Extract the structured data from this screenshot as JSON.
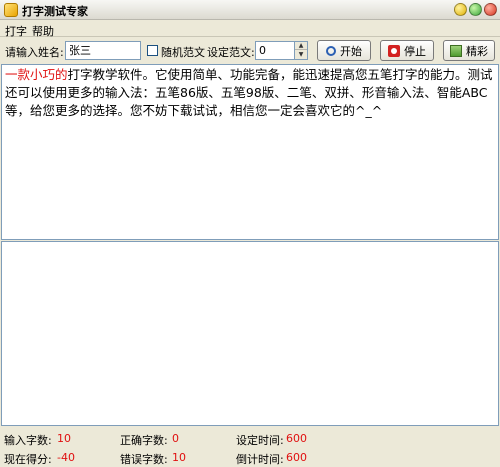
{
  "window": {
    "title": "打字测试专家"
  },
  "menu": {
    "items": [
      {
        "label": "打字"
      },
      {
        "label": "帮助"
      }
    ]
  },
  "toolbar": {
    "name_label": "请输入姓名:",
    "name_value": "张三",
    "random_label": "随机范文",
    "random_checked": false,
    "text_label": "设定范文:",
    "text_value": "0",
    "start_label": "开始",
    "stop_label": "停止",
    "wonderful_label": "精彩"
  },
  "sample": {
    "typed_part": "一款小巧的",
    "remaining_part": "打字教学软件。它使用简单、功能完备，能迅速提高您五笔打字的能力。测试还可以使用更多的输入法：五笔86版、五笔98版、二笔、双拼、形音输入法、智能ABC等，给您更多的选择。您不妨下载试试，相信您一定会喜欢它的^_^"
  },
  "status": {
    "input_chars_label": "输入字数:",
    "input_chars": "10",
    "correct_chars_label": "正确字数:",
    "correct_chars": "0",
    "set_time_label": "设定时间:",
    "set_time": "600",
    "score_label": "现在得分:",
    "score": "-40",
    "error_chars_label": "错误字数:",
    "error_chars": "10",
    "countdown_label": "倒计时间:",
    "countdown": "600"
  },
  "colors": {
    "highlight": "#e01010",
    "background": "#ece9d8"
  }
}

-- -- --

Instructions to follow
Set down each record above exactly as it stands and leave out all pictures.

Written response
Extract the structured data from this screenshot as JSON.
{
  "window": {
    "title": "打字测试专家"
  },
  "menu": {
    "items": [
      {
        "label": "打字"
      },
      {
        "label": "帮助"
      }
    ]
  },
  "toolbar": {
    "name_label": "请输入姓名:",
    "name_value": "张三",
    "random_label": "随机范文",
    "random_checked": false,
    "text_label": "设定范文:",
    "text_value": "0",
    "start_label": "开始",
    "stop_label": "停止",
    "wonderful_label": "精彩"
  },
  "sample": {
    "typed_part": "一款小巧的",
    "remaining_part": "打字教学软件。它使用简单、功能完备，能迅速提高您五笔打字的能力。测试还可以使用更多的输入法：五笔86版、五笔98版、二笔、双拼、形音输入法、智能ABC等，给您更多的选择。您不妨下载试试，相信您一定会喜欢它的^_^"
  },
  "status": {
    "input_chars_label": "输入字数:",
    "input_chars": "10",
    "correct_chars_label": "正确字数:",
    "correct_chars": "0",
    "set_time_label": "设定时间:",
    "set_time": "600",
    "score_label": "现在得分:",
    "score": "-40",
    "error_chars_label": "错误字数:",
    "error_chars": "10",
    "countdown_label": "倒计时间:",
    "countdown": "600"
  },
  "colors": {
    "highlight": "#e01010",
    "background": "#ece9d8"
  }
}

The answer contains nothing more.